* [Excerpted records]:
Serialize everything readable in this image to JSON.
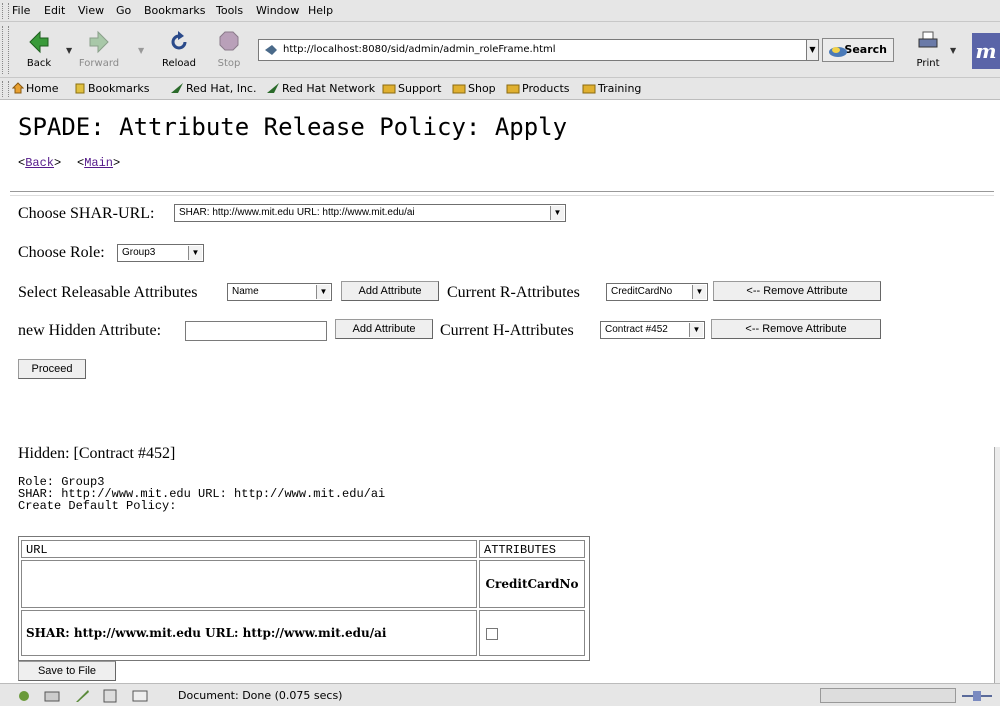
{
  "menu": [
    "File",
    "Edit",
    "View",
    "Go",
    "Bookmarks",
    "Tools",
    "Window",
    "Help"
  ],
  "nav": {
    "back": "Back",
    "forward": "Forward",
    "reload": "Reload",
    "stop": "Stop",
    "url": "http://localhost:8080/sid/admin/admin_roleFrame.html",
    "search": "Search",
    "print": "Print"
  },
  "bookmarks": [
    "Home",
    "Bookmarks",
    "Red Hat, Inc.",
    "Red Hat Network",
    "Support",
    "Shop",
    "Products",
    "Training"
  ],
  "page": {
    "title": "SPADE: Attribute Release Policy: Apply",
    "back_link": "Back",
    "main_link": "Main",
    "choose_shar_label": "Choose SHAR-URL:",
    "shar_selected": "SHAR: http://www.mit.edu URL: http://www.mit.edu/ai",
    "choose_role_label": "Choose Role:",
    "role_selected": "Group3",
    "select_releasable_label": "Select Releasable Attributes",
    "releasable_selected": "Name",
    "add_attribute": "Add Attribute",
    "current_r_label": "Current R-Attributes",
    "r_attr_selected": "CreditCardNo",
    "remove_attribute": "<-- Remove Attribute",
    "new_hidden_label": "new Hidden Attribute:",
    "hidden_input_value": "",
    "current_h_label": "Current H-Attributes",
    "h_attr_selected": "Contract #452",
    "proceed": "Proceed",
    "hidden_line": "Hidden: [Contract #452]",
    "role_line": "Role: Group3",
    "shar_line": "SHAR: http://www.mit.edu URL: http://www.mit.edu/ai",
    "create_default": "Create Default Policy:",
    "table": {
      "col_url": "URL",
      "col_attributes": "ATTRIBUTES",
      "attr_header": "CreditCardNo",
      "row_url": "SHAR: http://www.mit.edu URL: http://www.mit.edu/ai",
      "row_checked": false
    },
    "save_to_file": "Save to File"
  },
  "status": {
    "text": "Document: Done (0.075 secs)"
  }
}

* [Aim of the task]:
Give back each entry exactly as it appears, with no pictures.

* [Response area]:
Serialize everything readable in this image to JSON.
{
  "menu": [
    "File",
    "Edit",
    "View",
    "Go",
    "Bookmarks",
    "Tools",
    "Window",
    "Help"
  ],
  "nav": {
    "back": "Back",
    "forward": "Forward",
    "reload": "Reload",
    "stop": "Stop",
    "url": "http://localhost:8080/sid/admin/admin_roleFrame.html",
    "search": "Search",
    "print": "Print"
  },
  "bookmarks": [
    "Home",
    "Bookmarks",
    "Red Hat, Inc.",
    "Red Hat Network",
    "Support",
    "Shop",
    "Products",
    "Training"
  ],
  "page": {
    "title": "SPADE: Attribute Release Policy: Apply",
    "back_link": "Back",
    "main_link": "Main",
    "choose_shar_label": "Choose SHAR-URL:",
    "shar_selected": "SHAR: http://www.mit.edu URL: http://www.mit.edu/ai",
    "choose_role_label": "Choose Role:",
    "role_selected": "Group3",
    "select_releasable_label": "Select Releasable Attributes",
    "releasable_selected": "Name",
    "add_attribute": "Add Attribute",
    "current_r_label": "Current R-Attributes",
    "r_attr_selected": "CreditCardNo",
    "remove_attribute": "<-- Remove Attribute",
    "new_hidden_label": "new Hidden Attribute:",
    "hidden_input_value": "",
    "current_h_label": "Current H-Attributes",
    "h_attr_selected": "Contract #452",
    "proceed": "Proceed",
    "hidden_line": "Hidden: [Contract #452]",
    "role_line": "Role: Group3",
    "shar_line": "SHAR: http://www.mit.edu URL: http://www.mit.edu/ai",
    "create_default": "Create Default Policy:",
    "table": {
      "col_url": "URL",
      "col_attributes": "ATTRIBUTES",
      "attr_header": "CreditCardNo",
      "row_url": "SHAR: http://www.mit.edu URL: http://www.mit.edu/ai",
      "row_checked": false
    },
    "save_to_file": "Save to File"
  },
  "status": {
    "text": "Document: Done (0.075 secs)"
  }
}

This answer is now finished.